Nine years earlier, aged just 13, the young woman had overcome a clival chordoma brain tumour with the aid of proton beam therapy.
Phebe then enjoyed several years of good health, and had recently bought a house with her fiance Daniel Murray (25), before her symptoms resurfaced.
Her mum Lynn Wilson (48) told the Belfast Telegraph that Phebe was a "fighter" who could "see the good in everybody".
"She was first diagnosed with clival chordoma at 13-and-a-half after she took a squint in her eye and we took her to the opticians," Lynn recalled.
"She ended up having a CT scan and an MRI scan, and for a while they thought it was a cyst, but then after another MRI it turned out to be a brain tumour.
"That tumour was fast-growing; it grew by 30% in just three months, and Phebe underwent four surgeries at Great Ormond Street Hospital.
"Then she went to Switzerland for proton beam therapy and for many years her health was good."
However, during a trip to Blackpool this May, Phebe began suffering from dizzy spells which culminated in her undergoing two MRIs at the Royal Victoria Hospital.
"No-one got in touch with any results, so we assumed that no news was good news," Lynn said.
"Then she had a second dizzy spell the week before her birthday, and on August 2 we got her an ambulance to Antrim Area Hospital, where she spent 16 days as we were told that there were no beds at the Royal.
"She was transferred to the Royal on August 17 and had a brain biopsy the next day, then a week later she had a biopsy of her spine.
"When we got the results back, they told us there was nothing they could do for us.
"The tumour had got into her brain stem.
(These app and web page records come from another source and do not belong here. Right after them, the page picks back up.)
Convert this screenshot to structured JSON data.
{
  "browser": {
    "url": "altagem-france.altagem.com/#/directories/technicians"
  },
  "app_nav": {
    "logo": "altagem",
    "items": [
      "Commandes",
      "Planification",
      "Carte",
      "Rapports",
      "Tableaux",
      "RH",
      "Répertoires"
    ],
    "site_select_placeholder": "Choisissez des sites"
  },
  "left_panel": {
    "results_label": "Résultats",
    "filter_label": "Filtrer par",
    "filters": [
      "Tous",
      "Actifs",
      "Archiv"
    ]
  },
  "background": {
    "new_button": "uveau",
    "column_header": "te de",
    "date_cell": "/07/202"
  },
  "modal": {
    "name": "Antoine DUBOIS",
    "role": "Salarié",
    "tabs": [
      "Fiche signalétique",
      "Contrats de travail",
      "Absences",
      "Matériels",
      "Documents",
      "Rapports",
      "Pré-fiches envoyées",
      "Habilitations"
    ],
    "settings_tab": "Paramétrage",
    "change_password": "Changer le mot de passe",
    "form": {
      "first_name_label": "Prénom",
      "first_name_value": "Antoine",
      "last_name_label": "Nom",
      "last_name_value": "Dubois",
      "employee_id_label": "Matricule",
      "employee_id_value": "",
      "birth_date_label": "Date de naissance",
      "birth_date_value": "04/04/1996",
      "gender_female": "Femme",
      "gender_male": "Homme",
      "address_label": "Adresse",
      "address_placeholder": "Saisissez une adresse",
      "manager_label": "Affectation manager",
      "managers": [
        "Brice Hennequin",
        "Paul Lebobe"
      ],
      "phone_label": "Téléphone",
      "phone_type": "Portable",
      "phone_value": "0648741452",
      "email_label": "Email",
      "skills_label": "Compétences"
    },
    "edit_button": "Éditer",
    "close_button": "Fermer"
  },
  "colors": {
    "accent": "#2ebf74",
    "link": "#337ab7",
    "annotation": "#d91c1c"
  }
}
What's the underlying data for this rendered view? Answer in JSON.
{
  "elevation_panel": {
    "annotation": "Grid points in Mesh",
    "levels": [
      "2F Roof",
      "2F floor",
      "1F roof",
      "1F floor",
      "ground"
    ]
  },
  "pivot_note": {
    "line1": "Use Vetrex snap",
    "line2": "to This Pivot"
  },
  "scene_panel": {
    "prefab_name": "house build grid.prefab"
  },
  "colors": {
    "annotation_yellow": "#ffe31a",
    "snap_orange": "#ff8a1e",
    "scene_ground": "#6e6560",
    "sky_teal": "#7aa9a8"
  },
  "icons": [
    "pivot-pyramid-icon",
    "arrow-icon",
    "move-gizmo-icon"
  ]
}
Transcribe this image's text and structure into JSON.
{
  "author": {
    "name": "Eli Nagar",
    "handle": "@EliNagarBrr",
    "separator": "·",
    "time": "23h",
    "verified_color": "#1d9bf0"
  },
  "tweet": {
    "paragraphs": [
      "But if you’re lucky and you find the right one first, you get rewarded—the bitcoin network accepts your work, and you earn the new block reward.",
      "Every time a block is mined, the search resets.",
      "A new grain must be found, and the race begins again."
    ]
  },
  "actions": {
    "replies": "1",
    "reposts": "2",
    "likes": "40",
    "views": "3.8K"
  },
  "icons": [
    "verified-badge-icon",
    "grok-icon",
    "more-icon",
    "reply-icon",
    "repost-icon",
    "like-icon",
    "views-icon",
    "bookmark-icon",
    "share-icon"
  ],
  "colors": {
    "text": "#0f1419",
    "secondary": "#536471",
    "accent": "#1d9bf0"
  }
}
We have been left wondering if she could have had a fighting chance at survival if she had had the biopsies done sooner."
In the days before her death, Phebe's parents and fiance Daniel say they "lived" in hospital, and received "second-to-none" care when they were transferred to the Macmillan Unit at Antrim Area Hospital.
"She knew that we were there," Lynn said.
"It has been horrendous for the whole family. Phebe was my first child and my only girl, and her brother Saul (8) is devastated, as are her seven half-brothers and sisters.
"She passed away at 1.25pm on Sunday. It wasn't nice listening to her breathing. She was fighting it hard, she didn't want to go, but she had nothing left.
"At the moment I'm just numb. At least Phebe's not suffering any more. We don't want any other family to go through what we have gone through.
"There needs to be reform of cancer care in Northern Ireland to make sure that patients don't have to wait too long."
Daniel, who got engaged to Phebe three years ago, described his late fiancee as "smart, funny and beautiful".
"She was very caring, just amazing," he said. "She loved her job working with adults with learning disabilities and conditions like Alzheimer's. She was big-hearted."
Lynn added that her daughter "never saw the bad in anyone".
"She was more mature than others her age because of what she had been through," she said. "She always saw the light."
The Belfast and Northern Health and Social Care Trusts were not available for comment at the time of going to press.
Phebe's funeral will take place at 1pm tomorrow at St Patrick's Church, Broughshane.